top of page

Jevon's Paradox

Traditionally we think the more efficient a product is, the less of it's underlying resources we will use. As light bulbs become more efficient, it requires less electricity to light our homes; As ovens are built with lighter components less material is needed to build one; And as a kid becomes faster at texting, it takes them less time to type out "I'll be back before dinner!" But of course as light bulbs became better, they were more widely distributed; lighter components of ovens allowed them to be made more cheaply, driving up demand; and we spend way more time with thumbs-to-mobile-keyboard with each passing year. In general, technological progress enables increases the efficiency of a product, and often its improvements lead to a wider customer base, or an increase in the usage of the product. When this results in a net increase in usage of the underpinning resources (despite the improvements in efficiency,) the situation is referred to as the Jevon's paradox. Gains in fuel-efficiency can decrease the amount of greenhouse gases emitted per mile traveled, but it also lowers the price to travel per mile and so recruits more travelers onto the road. This oddity has been used as an argument against technological progress many times and it's not entirely without merit. But the situations it can be applied to are limited to only those where the increase in usage from the change in efficiency out-stripes the gains in per-usage efficiency. I.e. only when rebound effect is > greater than 100% [1]. This is typically not the case when the product has already saturated the market and there is no additional benefit in having multiple. Technological innovation may also work to directly reduce demand. Though companies have operated under the umbrella of planned obsolescence, the right to repair [2] may be forcing a change that will require companies to develop lasting products. If major international players can be made to play by these same rules, technological innovation should start to increase the life expectancy of products. [1] Rebound effect is (expected - actual) / expected [2]

1 view0 comments

Recent Posts

See All

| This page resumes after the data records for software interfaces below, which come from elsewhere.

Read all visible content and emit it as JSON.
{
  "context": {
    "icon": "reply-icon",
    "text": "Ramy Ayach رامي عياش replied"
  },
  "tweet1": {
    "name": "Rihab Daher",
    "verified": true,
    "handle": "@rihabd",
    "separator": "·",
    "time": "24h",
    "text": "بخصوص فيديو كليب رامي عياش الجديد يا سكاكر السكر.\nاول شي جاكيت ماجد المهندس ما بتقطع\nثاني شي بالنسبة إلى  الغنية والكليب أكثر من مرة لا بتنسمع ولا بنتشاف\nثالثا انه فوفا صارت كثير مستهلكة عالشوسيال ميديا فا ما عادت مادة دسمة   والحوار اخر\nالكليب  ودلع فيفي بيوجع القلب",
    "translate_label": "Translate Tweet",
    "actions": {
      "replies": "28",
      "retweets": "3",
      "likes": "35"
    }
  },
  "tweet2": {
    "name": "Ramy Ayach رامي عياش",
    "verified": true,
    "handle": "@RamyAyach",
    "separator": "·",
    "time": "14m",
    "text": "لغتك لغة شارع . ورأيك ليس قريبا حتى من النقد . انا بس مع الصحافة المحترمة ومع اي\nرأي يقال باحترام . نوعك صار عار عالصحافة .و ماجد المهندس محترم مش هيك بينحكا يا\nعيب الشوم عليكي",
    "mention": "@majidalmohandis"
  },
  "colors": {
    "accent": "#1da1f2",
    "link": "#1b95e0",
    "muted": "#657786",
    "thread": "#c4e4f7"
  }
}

I believe it was One World Now, by Peter Singer, where I first read the analogy summarized below. Most reasonable people come to the same conclusions: The person that has produced the most waste shoul

bottom of page